Billy spent the first six weeks of his time at Google working through a variety of tutorials and projects to get comfortable with Google’s web development platforms. He was then put on a team with two other interns to build a web application from the ground up, proposing designs to Google engineers and spending hours writing, reviewing, and testing code.

“I was surprised in the sense that I found myself able to focus for the entire day without distraction [and] without procrastinating,” Billy said. “I think some good steps I took were purchasing a new desk, getting a new monitor, really kind of upgrading my work-from-home setup so it didn’t really feel so much like home but more like a work environment.”

However, despite being a very capable virtual worker, Billy knows there are some aspects of the internship experience that did not translate well to video conferences.

“I definitely missed out on a lot of the connections you form,” he added. “I know a lot of names [and] have a lot more LinkedIn connections now, but I don’t think those are genuine connections, people who will really vouch for me and that I feel pretty close to.”

Another issue Billy ran into was figuring out how to mentally separate work-life from home-life in the COVID-era.
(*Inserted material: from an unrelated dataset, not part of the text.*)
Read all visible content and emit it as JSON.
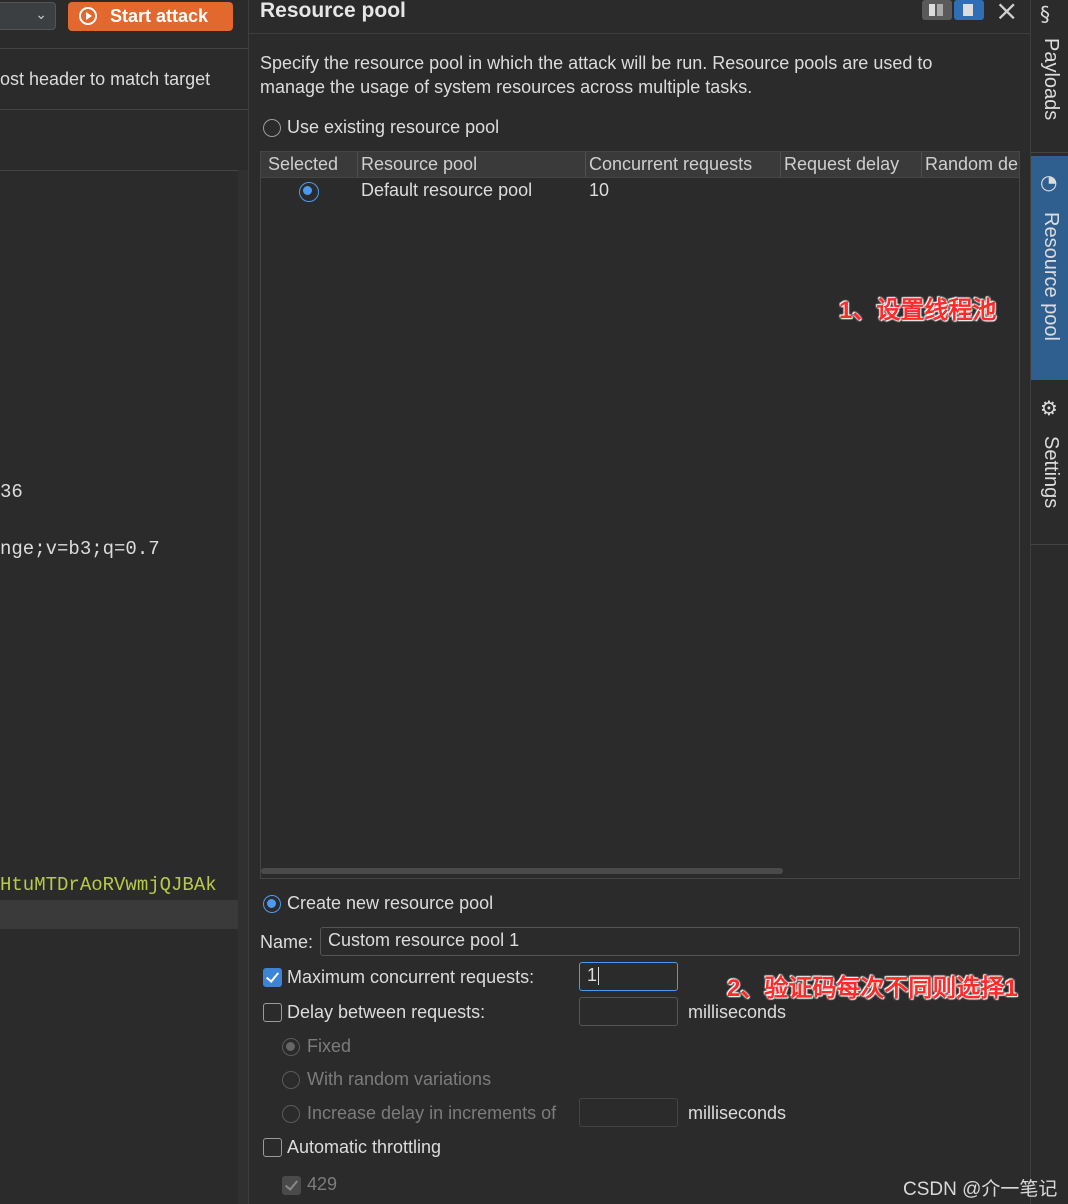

“It was actually a really big problem for me: being able to just kind of unplug,” he said. “When I finished work, I’d go downstairs and go to my family room. It felt like I was still at work. My mind was still racing with work. I still had emails and chats on my phone...It would take me a couple hours after work ended just to be able to feel like I can relax and feel like I was home again.”

Billy will likely be returning to Google next summer to continue his work, although Google has already announced all summer 2021 internships will be virtual. He hopes Google will use the additional preparation time to explore better virtual engagement opportunities for employees and implement the security infrastructure necessary to let interns remain on their originally slotted teams this summer.